University of Orleans, France; Directorate General of the Treasury at the French Ministry of Finance
The aim of this paper is to empirically test the hypothesis of FDI led capital accumulation in Central and Eastern European countries. More precisely, we investigate the relationship between FDI and local investment, using a sample of 10 CEEC over the period 1990-2010. We find FDI to crowd out domestic investment, while the effect decreases with time. Our results also indicate that greenfield FDI may develop long run complementaries with domestic investment, while mergers and acquisitions do not prove any significant effect on domestic investment. Finally, financial development seems to foster a certain crowding-in effect.
Keywords: FDI, domestic investment, crowding-out, transition, financial development
JEL Classification: E22, F21, F43, O52
Wednesday, October 2nd, 16:00 to 18:00
Gábor Békés (with Balázs Muraközy)
Hungarian Academy of Sciences and Central European University
While most research in international trade deals with two modes of foreign sales, exports and direct investment, in reality there are several ways firms can sell abroad. Firms may hire intermediaries to help them selling abroad indirectly, export directly to counterparties abroad, set up arm's length contracts to manufacture abroad or invest directly in the foreign market. In this paper, we first extend a heterogeneous firms model and allow firms to choose among N options to serve clients abroad. Second, we allow for firms being different in several aspects of capability, and they will choose a mode based on their production efficiency and also, the quality of their goods. Using EFIGE, a rich cross section survey of firms in EU countries, we show sorting patterns across six different modes. We highlight the importance of mixed modes as well. Finally, we discuss the relevance of global value chains and the role of business groups.
Keywords: Firm heterogeneity, export, FDI, international trade mode, multinomial logit
JEL Classification: F14, F23
Wednesday, 17th September 2014, 16:00 to 18:00
Gabriel Felbermayr (together with Rahel Aichele and Inga Heiland)
ifo Institut and LMU München
Since July 2013, the EU and the US are negotiating a comprehensive and ambitious agreement that has the objective of fostering transatlantic trade and investment. Simulations of the potential economic impact of such a Transatlantic Trade and Investment Partnership (TTIP) have led to diverging results due to differences in methods and in scenarios.
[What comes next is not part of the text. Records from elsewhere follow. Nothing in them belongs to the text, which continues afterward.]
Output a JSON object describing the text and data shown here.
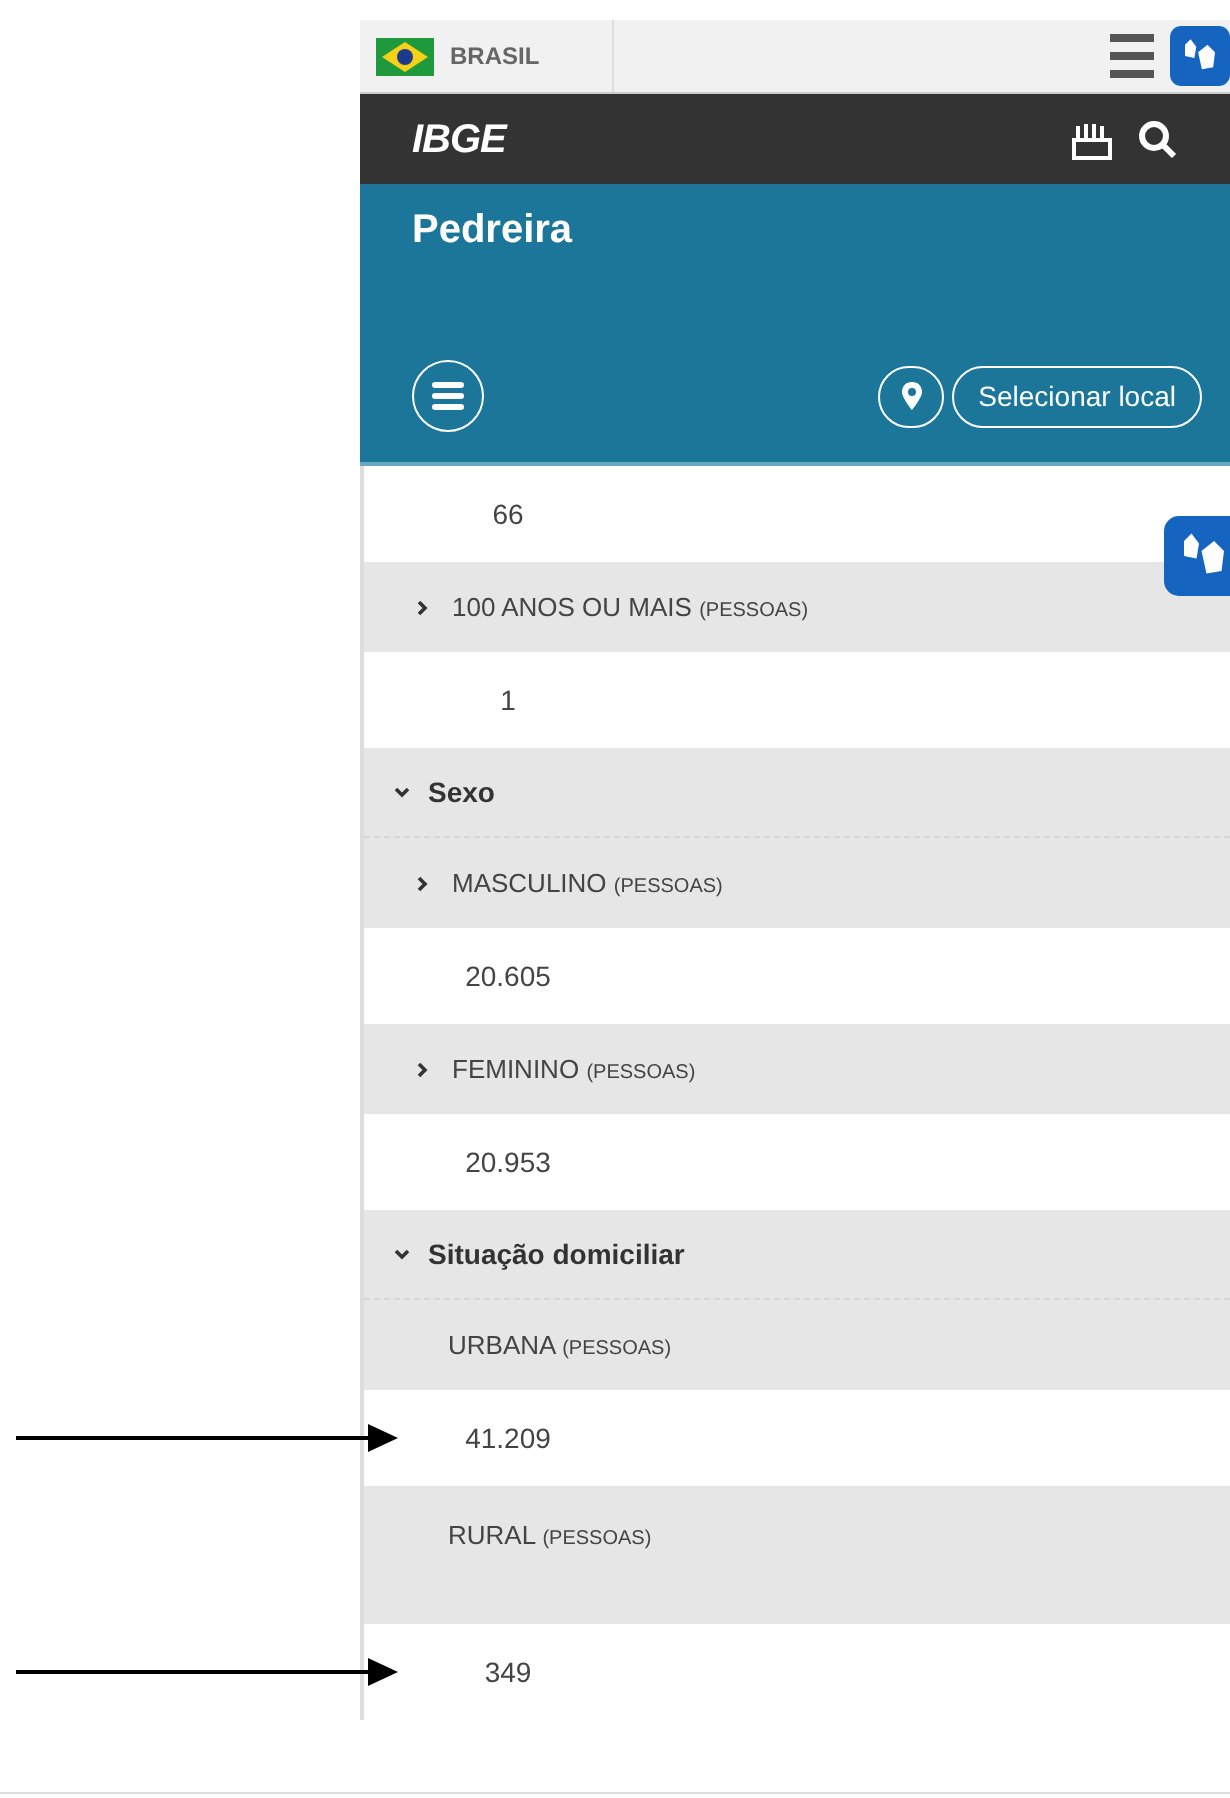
{
  "top_bar": {
    "country": "BRASIL"
  },
  "header": {
    "logo": "IBGE"
  },
  "place": {
    "title": "Pedreira",
    "select_label": "Selecionar local"
  },
  "rows": [
    {
      "kind": "value",
      "text": "66"
    },
    {
      "kind": "item",
      "label": "100 ANOS OU MAIS",
      "unit": "(PESSOAS)",
      "expanded": false
    },
    {
      "kind": "value",
      "text": "1"
    },
    {
      "kind": "section",
      "label": "Sexo",
      "expanded": true
    },
    {
      "kind": "item",
      "label": "MASCULINO",
      "unit": "(PESSOAS)",
      "expanded": false
    },
    {
      "kind": "value",
      "text": "20.605"
    },
    {
      "kind": "item",
      "label": "FEMININO",
      "unit": "(PESSOAS)",
      "expanded": false
    },
    {
      "kind": "value",
      "text": "20.953"
    },
    {
      "kind": "section",
      "label": "Situação domiciliar",
      "expanded": true
    },
    {
      "kind": "item",
      "label": "URBANA",
      "unit": "(PESSOAS)"
    },
    {
      "kind": "value",
      "text": "41.209",
      "marked": true
    },
    {
      "kind": "item",
      "label": "RURAL",
      "unit": "(PESSOAS)",
      "tall": true
    },
    {
      "kind": "value",
      "text": "349",
      "marked": true
    }
  ]
}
In this paper, we propose to structurally estimate a new multi-industry quantitative trade model and to simulate the trade and welfare effects of a fully implemented TTIP. In doing so, we seek consistence with existing CGE-based approaches, but we apply a top-down approach to the treatment of non-tariff measures (NTMs). We find welfare effects that are comparable to those obtained in structurally estimated single-sector models and that are substantially higher than those obtained when using a bottom-up treatment of NTMs.
Keywords: Structural gravity, free trade agreements
JEL Classification: F13, F14, F17